Zero waste isn’t just confined to the art community or businesses that sell environmentally friendly products, but is a lifestyle that anyone can take advantage of. Living in Washington, D.C., zero-waste participant Kristy Halderman met Ferro through a community on Instagram that strives to lead the same lifestyle and share similar principles. She agrees the zero-waste movement can be beneficial to not only the environment, but humans and animals as well.
“I started reading a lot more on garbage and waste production,” Halderman said. “It’s a never-ending rabbit hole of how that’s primarily affecting environmental, animal and human health. For example, there are PSAs that show poor little turtles or fish caught in plastic bottle rings, and because of those images, those plastics are few and far between now. People are becoming more aware of single-use plastic products because it causes so much pollution. I feel like those images were a motivating and driving factor for real change.”
Ferro does her part by producing art both as a creative outlet and as a way to spread the word about reducing waste. Living in Arlington, Virginia, she also showcases her passion by working with Art Brains, an enriching program for children. In addition, she’s displayed her art at Boston University’s Center for Gender, Sexuality and Activism, Covet in Arlington, Va., and The Lab by Alchemy Coffee in Richmond, Virginia. She believes it’s important for college students to become more aware of how to reduce their waste and gives examples that they can easily follow.
“Solo cups and to-go coffee cups are almost impossible to recycle,” Ferro said. “Zero- wasters bring their own reusable coffee cups and coffee shops will sometimes give you a discount or let you have a free coffee because they appreciate you not creating more trash. It’s cheaper for you and the coffee shop. Simple swaps like this are great jumping-off points to reduce waste.”
By taking her own reusable cups to coffee shops or requesting other non-disposable options, Ferro reduces her footprint in the amount of waste produced every day. This is a zero-waste principle that she incorporates into her art in the hopes that others will be inspired as well.
“I’ve been a creative person forever and have been doing art for as long as I can remember,” Ferro said. “In the last couple years, it’s become apparent that I have to make art that doesn’t compromise my principles. There are so many resources that already exist in the world and I would rather take advantage of those things before buying something new.”

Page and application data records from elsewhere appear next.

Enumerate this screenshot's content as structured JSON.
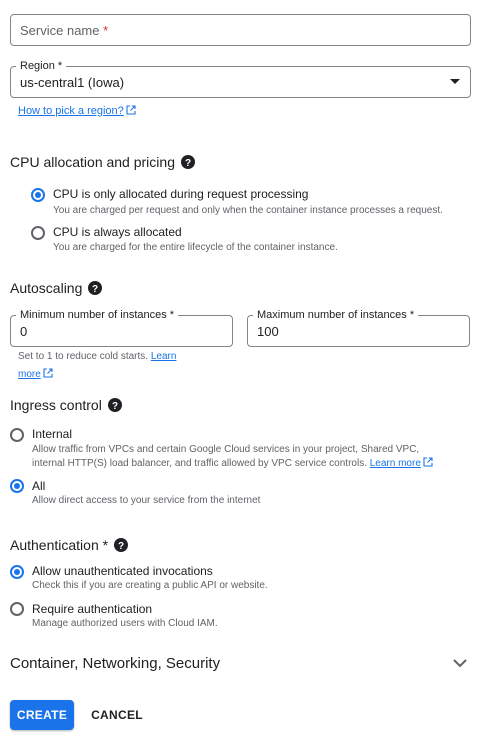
{
  "service_name": {
    "placeholder": "Service name",
    "required_mark": "*"
  },
  "region": {
    "label": "Region *",
    "value": "us-central1 (Iowa)",
    "help_link": "How to pick a region?"
  },
  "cpu": {
    "title": "CPU allocation and pricing",
    "options": [
      {
        "label": "CPU is only allocated during request processing",
        "desc": "You are charged per request and only when the container instance processes a request.",
        "selected": true
      },
      {
        "label": "CPU is always allocated",
        "desc": "You are charged for the entire lifecycle of the container instance.",
        "selected": false
      }
    ]
  },
  "autoscaling": {
    "title": "Autoscaling",
    "min_label": "Minimum number of instances *",
    "min_value": "0",
    "max_label": "Maximum number of instances *",
    "max_value": "100",
    "hint": "Set to 1 to reduce cold starts.",
    "hint_link_1": "Learn",
    "hint_link_2": "more"
  },
  "ingress": {
    "title": "Ingress control",
    "options": [
      {
        "label": "Internal",
        "desc_1": "Allow traffic from VPCs and certain Google Cloud services in your project, Shared VPC,",
        "desc_2": "internal HTTP(S) load balancer, and traffic allowed by VPC service controls.",
        "link": "Learn more",
        "selected": false
      },
      {
        "label": "All",
        "desc": "Allow direct access to your service from the internet",
        "selected": true
      }
    ]
  },
  "authentication": {
    "title": "Authentication *",
    "options": [
      {
        "label": "Allow unauthenticated invocations",
        "desc": "Check this if you are creating a public API or website.",
        "selected": true
      },
      {
        "label": "Require authentication",
        "desc": "Manage authorized users with Cloud IAM.",
        "selected": false
      }
    ]
  },
  "expander": {
    "title": "Container, Networking, Security",
    "icon": "chevron-down-icon"
  },
  "actions": {
    "create": "CREATE",
    "cancel": "CANCEL"
  },
  "colors": {
    "accent": "#1a73e8",
    "required": "#d93025",
    "border": "#80868b"
  }
}
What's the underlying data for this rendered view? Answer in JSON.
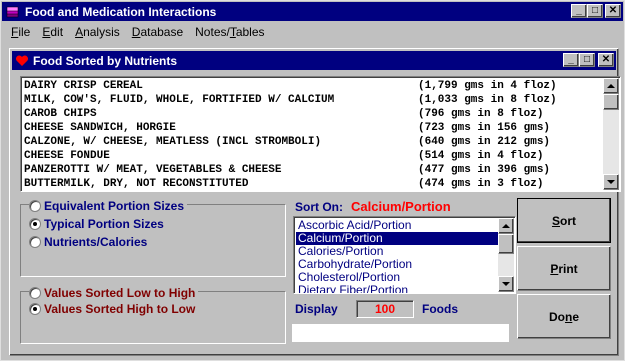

Contact Traci Rasdorf at firstname.lastname@example.org. For more on the culture, arts and lifestyle of the JMU and Harrisonburg communities, follow the culture desk on Twitter @Breeze_Culture.